▶ [Exercise instructions]: Reproduce the entries in full, with no changes.

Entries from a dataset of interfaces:
───

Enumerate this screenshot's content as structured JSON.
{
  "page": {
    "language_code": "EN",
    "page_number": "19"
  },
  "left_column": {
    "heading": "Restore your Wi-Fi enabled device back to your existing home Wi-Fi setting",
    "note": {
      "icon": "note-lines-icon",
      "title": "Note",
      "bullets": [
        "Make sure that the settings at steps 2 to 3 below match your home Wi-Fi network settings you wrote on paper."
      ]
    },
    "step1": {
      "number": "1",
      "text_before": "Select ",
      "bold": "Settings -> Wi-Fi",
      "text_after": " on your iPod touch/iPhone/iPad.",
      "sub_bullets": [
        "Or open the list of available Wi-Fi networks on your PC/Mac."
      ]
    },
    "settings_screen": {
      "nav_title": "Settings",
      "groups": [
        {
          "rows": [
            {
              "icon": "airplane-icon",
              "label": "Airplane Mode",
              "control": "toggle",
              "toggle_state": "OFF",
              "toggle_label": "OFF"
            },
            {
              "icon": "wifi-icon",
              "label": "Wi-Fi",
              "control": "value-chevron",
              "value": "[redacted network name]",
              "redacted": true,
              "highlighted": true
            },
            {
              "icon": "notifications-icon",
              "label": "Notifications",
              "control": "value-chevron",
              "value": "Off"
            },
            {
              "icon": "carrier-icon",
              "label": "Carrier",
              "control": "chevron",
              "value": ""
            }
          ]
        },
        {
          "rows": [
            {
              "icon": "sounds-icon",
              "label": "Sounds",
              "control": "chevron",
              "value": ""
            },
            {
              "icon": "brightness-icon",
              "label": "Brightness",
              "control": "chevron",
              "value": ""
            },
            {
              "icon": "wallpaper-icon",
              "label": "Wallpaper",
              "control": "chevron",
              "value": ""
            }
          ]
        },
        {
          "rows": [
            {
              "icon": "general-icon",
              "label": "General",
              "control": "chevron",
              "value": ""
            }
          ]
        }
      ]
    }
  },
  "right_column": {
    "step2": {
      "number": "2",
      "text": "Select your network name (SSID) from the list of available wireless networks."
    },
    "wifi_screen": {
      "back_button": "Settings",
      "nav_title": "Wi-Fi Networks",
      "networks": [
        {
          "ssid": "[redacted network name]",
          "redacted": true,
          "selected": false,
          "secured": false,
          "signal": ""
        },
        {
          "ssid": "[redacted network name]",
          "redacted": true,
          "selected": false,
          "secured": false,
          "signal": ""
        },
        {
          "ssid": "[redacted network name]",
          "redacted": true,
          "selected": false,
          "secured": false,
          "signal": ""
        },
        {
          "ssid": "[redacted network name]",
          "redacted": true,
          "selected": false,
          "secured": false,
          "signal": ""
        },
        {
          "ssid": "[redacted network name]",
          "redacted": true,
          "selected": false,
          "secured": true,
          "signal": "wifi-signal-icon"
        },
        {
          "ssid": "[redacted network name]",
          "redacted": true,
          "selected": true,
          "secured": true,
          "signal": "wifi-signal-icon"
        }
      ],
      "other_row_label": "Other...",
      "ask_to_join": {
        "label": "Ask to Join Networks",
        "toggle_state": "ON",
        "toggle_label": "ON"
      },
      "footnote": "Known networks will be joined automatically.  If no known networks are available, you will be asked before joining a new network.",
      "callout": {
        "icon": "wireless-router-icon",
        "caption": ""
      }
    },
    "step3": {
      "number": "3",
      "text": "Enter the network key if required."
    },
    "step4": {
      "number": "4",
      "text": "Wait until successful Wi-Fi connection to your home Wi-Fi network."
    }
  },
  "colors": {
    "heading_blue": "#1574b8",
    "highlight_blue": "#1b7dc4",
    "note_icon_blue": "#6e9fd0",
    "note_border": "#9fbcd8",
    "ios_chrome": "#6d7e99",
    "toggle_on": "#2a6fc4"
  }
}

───

▶ [Finished task]:
Enumerate this screenshot's content as structured JSON.
{
  "page": {
    "language_code": "EN",
    "page_number": "19"
  },
  "left_column": {
    "heading": "Restore your Wi-Fi enabled device back to your existing home Wi-Fi setting",
    "note": {
      "icon": "note-lines-icon",
      "title": "Note",
      "bullets": [
        "Make sure that the settings at steps 2 to 3 below match your home Wi-Fi network settings you wrote on paper."
      ]
    },
    "step1": {
      "number": "1",
      "text_before": "Select ",
      "bold": "Settings -> Wi-Fi",
      "text_after": " on your iPod touch/iPhone/iPad.",
      "sub_bullets": [
        "Or open the list of available Wi-Fi networks on your PC/Mac."
      ]
    },
    "settings_screen": {
      "nav_title": "Settings",
      "groups": [
        {
          "rows": [
            {
              "icon": "airplane-icon",
              "label": "Airplane Mode",
              "control": "toggle",
              "toggle_state": "OFF",
              "toggle_label": "OFF"
            },
            {
              "icon": "wifi-icon",
              "label": "Wi-Fi",
              "control": "value-chevron",
              "value": "[redacted network name]",
              "redacted": true,
              "highlighted": true
            },
            {
              "icon": "notifications-icon",
              "label": "Notifications",
              "control": "value-chevron",
              "value": "Off"
            },
            {
              "icon": "carrier-icon",
              "label": "Carrier",
              "control": "chevron",
              "value": ""
            }
          ]
        },
        {
          "rows": [
            {
              "icon": "sounds-icon",
              "label": "Sounds",
              "control": "chevron",
              "value": ""
            },
            {
              "icon": "brightness-icon",
              "label": "Brightness",
              "control": "chevron",
              "value": ""
            },
            {
              "icon": "wallpaper-icon",
              "label": "Wallpaper",
              "control": "chevron",
              "value": ""
            }
          ]
        },
        {
          "rows": [
            {
              "icon": "general-icon",
              "label": "General",
              "control": "chevron",
              "value": ""
            }
          ]
        }
      ]
    }
  },
  "right_column": {
    "step2": {
      "number": "2",
      "text": "Select your network name (SSID) from the list of available wireless networks."
    },
    "wifi_screen": {
      "back_button": "Settings",
      "nav_title": "Wi-Fi Networks",
      "networks": [
        {
          "ssid": "[redacted network name]",
          "redacted": true,
          "selected": false,
          "secured": false,
          "signal": ""
        },
        {
          "ssid": "[redacted network name]",
          "redacted": true,
          "selected": false,
          "secured": false,
          "signal": ""
        },
        {
          "ssid": "[redacted network name]",
          "redacted": true,
          "selected": false,
          "secured": false,
          "signal": ""
        },
        {
          "ssid": "[redacted network name]",
          "redacted": true,
          "selected": false,
          "secured": false,
          "signal": ""
        },
        {
          "ssid": "[redacted network name]",
          "redacted": true,
          "selected": false,
          "secured": true,
          "signal": "wifi-signal-icon"
        },
        {
          "ssid": "[redacted network name]",
          "redacted": true,
          "selected": true,
          "secured": true,
          "signal": "wifi-signal-icon"
        }
      ],
      "other_row_label": "Other...",
      "ask_to_join": {
        "label": "Ask to Join Networks",
        "toggle_state": "ON",
        "toggle_label": "ON"
      },
      "footnote": "Known networks will be joined automatically.  If no known networks are available, you will be asked before joining a new network.",
      "callout": {
        "icon": "wireless-router-icon",
        "caption": ""
      }
    },
    "step3": {
      "number": "3",
      "text": "Enter the network key if required."
    },
    "step4": {
      "number": "4",
      "text": "Wait until successful Wi-Fi connection to your home Wi-Fi network."
    }
  },
  "colors": {
    "heading_blue": "#1574b8",
    "highlight_blue": "#1b7dc4",
    "note_icon_blue": "#6e9fd0",
    "note_border": "#9fbcd8",
    "ios_chrome": "#6d7e99",
    "toggle_on": "#2a6fc4"
  }
}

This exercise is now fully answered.